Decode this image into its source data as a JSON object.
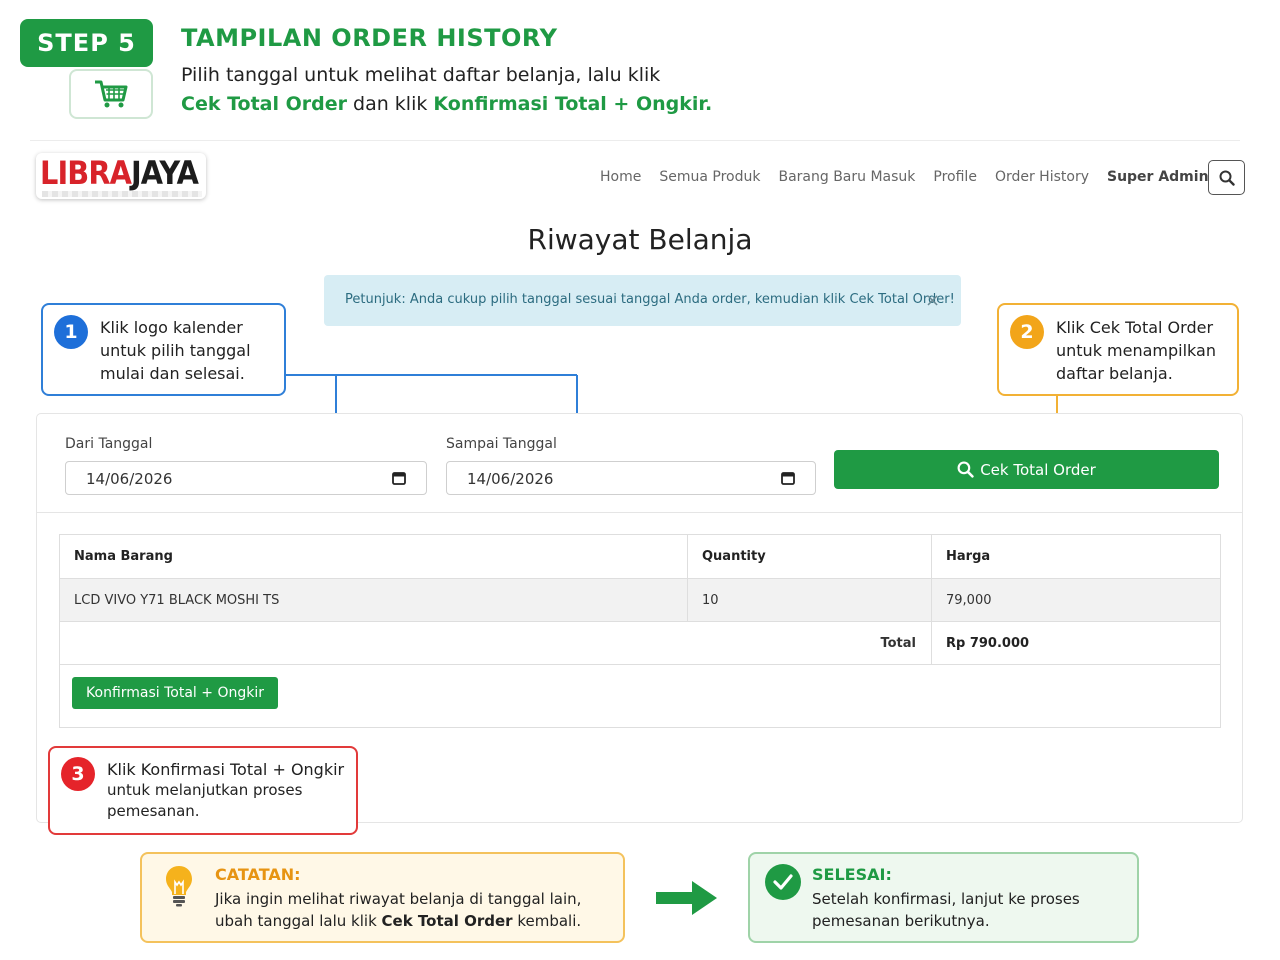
{
  "step": {
    "badge": "STEP 5",
    "title": "TAMPILAN ORDER HISTORY",
    "desc_line1": "Pilih tanggal untuk melihat daftar belanja, lalu klik",
    "desc_bold1": "Cek Total Order",
    "desc_mid": " dan klik ",
    "desc_bold2": "Konfirmasi Total + Ongkir."
  },
  "logo": {
    "part1": "LIBRA",
    "part2": "JAYA"
  },
  "nav": {
    "items": [
      "Home",
      "Semua Produk",
      "Barang Baru Masuk",
      "Profile",
      "Order History"
    ],
    "admin_label": "Super Admin"
  },
  "page": {
    "title": "Riwayat Belanja",
    "alert": "Petunjuk: Anda cukup pilih tanggal sesuai tanggal Anda order, kemudian klik Cek Total Order!",
    "alert_close": "×"
  },
  "callouts": {
    "c1": {
      "num": "1",
      "l1": "Klik logo kalender",
      "l2": "untuk pilih tanggal",
      "l3": "mulai dan selesai."
    },
    "c2": {
      "num": "2",
      "l1": "Klik Cek Total Order",
      "l2": "untuk menampilkan",
      "l3": "daftar belanja."
    },
    "c3": {
      "num": "3",
      "l1": "Klik Konfirmasi Total + Ongkir",
      "l2": "untuk melanjutkan proses",
      "l3": "pemesanan."
    }
  },
  "form": {
    "from_label": "Dari Tanggal",
    "from_value": "14/06/2026",
    "to_label": "Sampai Tanggal",
    "to_value": "14/06/2026",
    "cek_button": "Cek Total Order"
  },
  "table": {
    "headers": [
      "Nama Barang",
      "Quantity",
      "Harga"
    ],
    "rows": [
      {
        "nama": "LCD VIVO Y71 BLACK MOSHI TS",
        "qty": "10",
        "harga": "79,000"
      }
    ],
    "total_label": "Total",
    "total_value": "Rp 790.000",
    "konfirmasi_button": "Konfirmasi Total + Ongkir"
  },
  "notes": {
    "catatan_title": "CATATAN:",
    "catatan_l1": "Jika ingin melihat riwayat belanja di tanggal lain,",
    "catatan_l2_pre": "ubah tanggal lalu klik ",
    "catatan_l2_bold": "Cek Total Order",
    "catatan_l2_post": " kembali.",
    "selesai_title": "SELESAI:",
    "selesai_l1": "Setelah konfirmasi, lanjut ke proses",
    "selesai_l2": "pemesanan berikutnya."
  },
  "colors": {
    "brand_green": "#1f9a44",
    "callout_blue": "#2f7fd8",
    "callout_orange": "#f2b135",
    "callout_red": "#e23a3a",
    "alert_bg": "#d7edf4"
  },
  "icons": [
    "cart-icon",
    "search-icon",
    "calendar-icon",
    "close-icon",
    "lightbulb-icon",
    "check-icon",
    "arrow-right-icon",
    "caret-down-icon"
  ]
}
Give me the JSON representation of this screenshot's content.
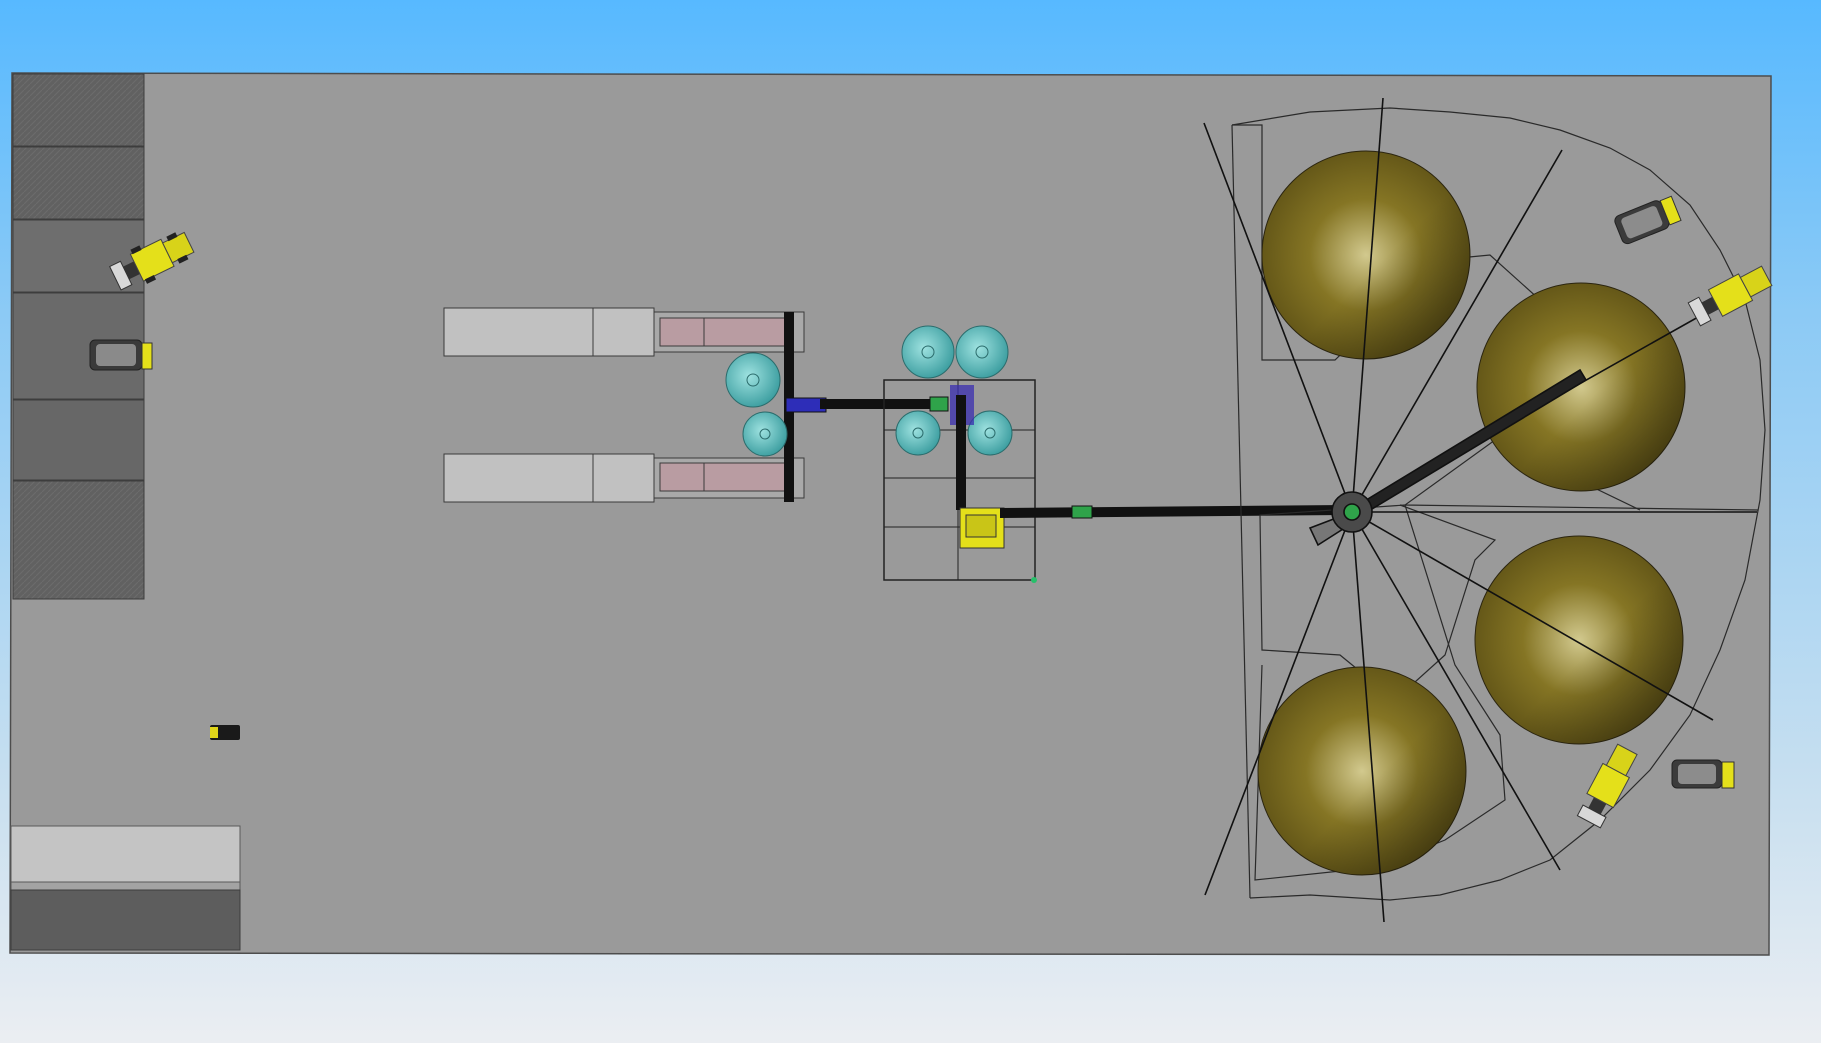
{
  "viewport": {
    "background_top": "#57b9ff",
    "background_bottom": "#ebeef2"
  },
  "model": {
    "floor_color": "#9a9a9a",
    "bay_color": "#5e5e5e",
    "panel_color": "#c1c1c1",
    "silo_color": "#7d7024",
    "tank_color": "#6ec8c6",
    "machine_color": "#e4e01a",
    "conveyor_color": "#111111",
    "elements": [
      "storage-bays",
      "front-loader",
      "haul-truck",
      "feed-hoppers",
      "water-tanks",
      "mixing-plant",
      "radial-stacker",
      "stockpile-silos",
      "office-building"
    ]
  }
}
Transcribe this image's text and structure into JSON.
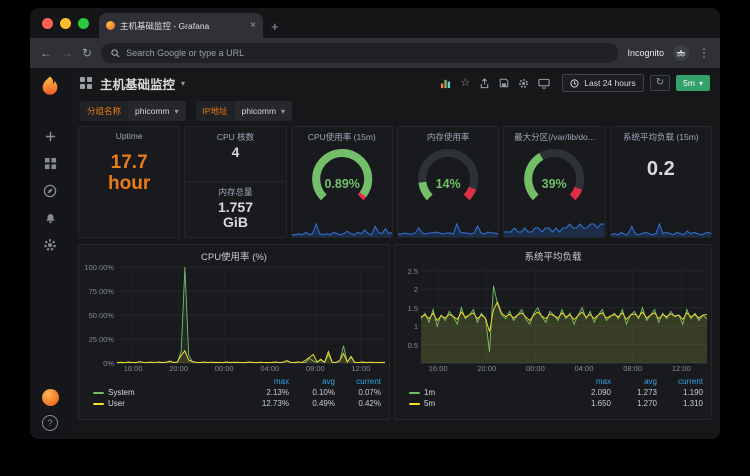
{
  "browser": {
    "tab_title": "主机基础监控 - Grafana",
    "address_placeholder": "Search Google or type a URL",
    "incognito_label": "Incognito"
  },
  "icons": {
    "back": "←",
    "forward": "→",
    "reload": "↻",
    "menu": "⋮",
    "caret": "▾",
    "star": "☆",
    "tab_close": "×",
    "new_tab": "+",
    "help": "?"
  },
  "nav": {
    "title": "主机基础监控",
    "time_range_label": "Last 24 hours",
    "refresh_interval": "5m"
  },
  "variables": [
    {
      "label": "分组名称",
      "value": "phicomm"
    },
    {
      "label": "IP地址",
      "value": "phicomm"
    }
  ],
  "stats": {
    "uptime": {
      "title": "Uptime",
      "value_line1": "17.7",
      "value_line2": "hour"
    },
    "cpu_cores": {
      "title": "CPU 核数",
      "value": "4"
    },
    "memory_total": {
      "title": "内存总量",
      "value_line1": "1.757",
      "value_line2": "GiB"
    },
    "load15": {
      "title": "系统平均负载 (15m)",
      "value": "0.2",
      "spark": [
        1,
        2,
        1,
        3,
        1,
        2,
        8,
        2,
        1,
        2,
        3,
        2,
        1,
        2,
        10,
        2,
        3,
        2,
        1,
        3,
        2,
        1,
        4,
        2,
        3,
        2,
        1,
        2,
        3,
        2
      ]
    }
  },
  "gauges": [
    {
      "title": "CPU使用率 (15m)",
      "value": "0.89%",
      "fraction": 0.97,
      "spark": [
        1,
        1,
        2,
        1,
        3,
        1,
        2,
        10,
        2,
        1,
        2,
        1,
        3,
        2,
        1,
        2,
        4,
        2,
        1,
        3,
        2,
        5,
        2,
        1,
        8,
        3,
        2,
        6,
        2,
        3
      ]
    },
    {
      "title": "内存使用率",
      "value": "14%",
      "fraction": 0.14,
      "spark": [
        2,
        2,
        3,
        2,
        2,
        3,
        8,
        3,
        2,
        3,
        3,
        4,
        3,
        2,
        3,
        3,
        2,
        12,
        4,
        3,
        3,
        2,
        3,
        10,
        3,
        2,
        4,
        3,
        3,
        2
      ]
    },
    {
      "title": "最大分区(/var/lib/do...",
      "value": "39%",
      "fraction": 0.39,
      "spark": [
        1,
        1,
        1,
        2,
        1,
        1,
        2,
        1,
        1,
        2,
        2,
        1,
        2,
        2,
        1,
        2,
        1,
        2,
        2,
        3,
        2,
        2,
        3,
        2,
        2,
        3,
        3,
        2,
        3,
        3
      ]
    }
  ],
  "chart_data": [
    {
      "type": "line",
      "title": "CPU使用率 (%)",
      "x_ticks": [
        "16:00",
        "20:00",
        "00:00",
        "04:00",
        "08:00",
        "12:00"
      ],
      "x_tick_fracs": [
        0.06,
        0.23,
        0.4,
        0.57,
        0.74,
        0.91
      ],
      "y_tick_labels": [
        "100.00%",
        "75.00%",
        "50.00%",
        "25.00%",
        "0%"
      ],
      "y_tick_values": [
        100,
        75,
        50,
        25,
        0
      ],
      "ylim": [
        0,
        100
      ],
      "legend_position": "bottom",
      "grid": true,
      "legend_columns": [
        "max",
        "avg",
        "current"
      ],
      "series": [
        {
          "name": "System",
          "color": "#73bf69",
          "stats": [
            "2.13%",
            "0.10%",
            "0.07%"
          ],
          "values": [
            0.3,
            0.5,
            0.2,
            0.8,
            0.4,
            0.3,
            1.2,
            0.5,
            0.3,
            0.6,
            0.4,
            0.8,
            0.3,
            0.5,
            1.5,
            0.4,
            0.6,
            12,
            100,
            8,
            1.2,
            0.5,
            0.3,
            0.8,
            0.4,
            0.6,
            0.3,
            0.5,
            0.4,
            0.8,
            0.3,
            0.6,
            0.5,
            0.4,
            0.3,
            0.8,
            0.5,
            0.3,
            0.6,
            0.4,
            0.3,
            0.5,
            0.8,
            0.4,
            0.6,
            2.1,
            0.5,
            0.3,
            0.8,
            0.4,
            0.6,
            5,
            2,
            0.8,
            3,
            0.5,
            9,
            0.6,
            0.4,
            2,
            18,
            0.8,
            6,
            0.5,
            0.4,
            0.8,
            0.3,
            0.6,
            0.5,
            0.4,
            0.3,
            0.5
          ]
        },
        {
          "name": "User",
          "color": "#fade2a",
          "stats": [
            "12.73%",
            "0.49%",
            "0.42%"
          ],
          "values": [
            0.5,
            0.8,
            0.4,
            1.0,
            0.6,
            0.5,
            1.5,
            0.7,
            0.5,
            0.9,
            0.6,
            1.0,
            0.5,
            0.8,
            2.0,
            0.6,
            0.9,
            8,
            12.7,
            3,
            1.5,
            0.7,
            0.5,
            1.0,
            0.6,
            0.8,
            0.5,
            0.7,
            0.6,
            1.0,
            0.5,
            0.8,
            0.7,
            0.6,
            0.5,
            1.0,
            0.7,
            0.5,
            0.8,
            0.6,
            0.5,
            0.7,
            1.0,
            0.6,
            0.8,
            2.5,
            0.7,
            0.5,
            1.0,
            0.6,
            3,
            6,
            9,
            1.0,
            4,
            0.7,
            12,
            0.8,
            0.6,
            2.5,
            10,
            1.0,
            7,
            0.7,
            0.6,
            1.0,
            0.5,
            0.8,
            0.7,
            0.6,
            0.5,
            0.7
          ]
        }
      ]
    },
    {
      "type": "line",
      "title": "系统平均负载",
      "x_ticks": [
        "16:00",
        "20:00",
        "00:00",
        "04:00",
        "08:00",
        "12:00"
      ],
      "x_tick_fracs": [
        0.06,
        0.23,
        0.4,
        0.57,
        0.74,
        0.91
      ],
      "y_tick_labels": [
        "2.5",
        "2",
        "1.5",
        "1",
        "0.5"
      ],
      "y_tick_values": [
        2.5,
        2,
        1.5,
        1,
        0.5
      ],
      "ylim": [
        0,
        2.6
      ],
      "legend_position": "bottom",
      "grid": true,
      "legend_columns": [
        "max",
        "avg",
        "current"
      ],
      "series": [
        {
          "name": "1m",
          "color": "#73bf69",
          "stats": [
            "2.090",
            "1.273",
            "1.190"
          ],
          "values": [
            1.2,
            1.35,
            1.1,
            1.45,
            1.0,
            1.3,
            1.15,
            1.4,
            1.25,
            1.05,
            1.5,
            1.2,
            1.3,
            1.45,
            1.1,
            1.35,
            1.2,
            0.3,
            2.09,
            1.6,
            1.3,
            1.2,
            1.4,
            1.15,
            1.3,
            1.45,
            1.2,
            1.05,
            1.35,
            1.5,
            1.25,
            1.1,
            1.4,
            1.3,
            1.15,
            1.45,
            1.2,
            1.35,
            1.05,
            1.3,
            1.5,
            1.2,
            1.4,
            1.1,
            1.3,
            1.45,
            1.15,
            1.25,
            1.35,
            1.2,
            1.45,
            1.05,
            1.3,
            1.4,
            1.2,
            1.5,
            1.15,
            1.3,
            1.45,
            1.1,
            1.35,
            1.2,
            1.4,
            1.25,
            1.3,
            1.05,
            1.45,
            1.2,
            1.35,
            1.15,
            1.3,
            1.19
          ]
        },
        {
          "name": "5m",
          "color": "#fade2a",
          "stats": [
            "1.650",
            "1.270",
            "1.310"
          ],
          "values": [
            1.25,
            1.3,
            1.2,
            1.35,
            1.15,
            1.28,
            1.22,
            1.32,
            1.26,
            1.18,
            1.38,
            1.24,
            1.3,
            1.36,
            1.2,
            1.3,
            1.22,
            0.85,
            1.45,
            1.65,
            1.35,
            1.26,
            1.32,
            1.22,
            1.3,
            1.36,
            1.25,
            1.15,
            1.3,
            1.38,
            1.27,
            1.2,
            1.33,
            1.28,
            1.22,
            1.36,
            1.25,
            1.3,
            1.18,
            1.28,
            1.38,
            1.24,
            1.32,
            1.2,
            1.3,
            1.36,
            1.22,
            1.27,
            1.31,
            1.25,
            1.36,
            1.18,
            1.3,
            1.33,
            1.24,
            1.38,
            1.22,
            1.3,
            1.36,
            1.2,
            1.31,
            1.25,
            1.33,
            1.27,
            1.3,
            1.18,
            1.36,
            1.25,
            1.31,
            1.22,
            1.3,
            1.31
          ]
        }
      ]
    }
  ],
  "colors": {
    "accent_orange": "#eb7b18",
    "series_green": "#73bf69",
    "series_yellow": "#fade2a",
    "spark_blue": "#3274d9",
    "legend_header_blue": "#33a2e5",
    "gauge_red": "#e02f44",
    "interval_green": "#34a06a"
  }
}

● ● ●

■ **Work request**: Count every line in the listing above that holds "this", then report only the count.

■ **Written response**: 3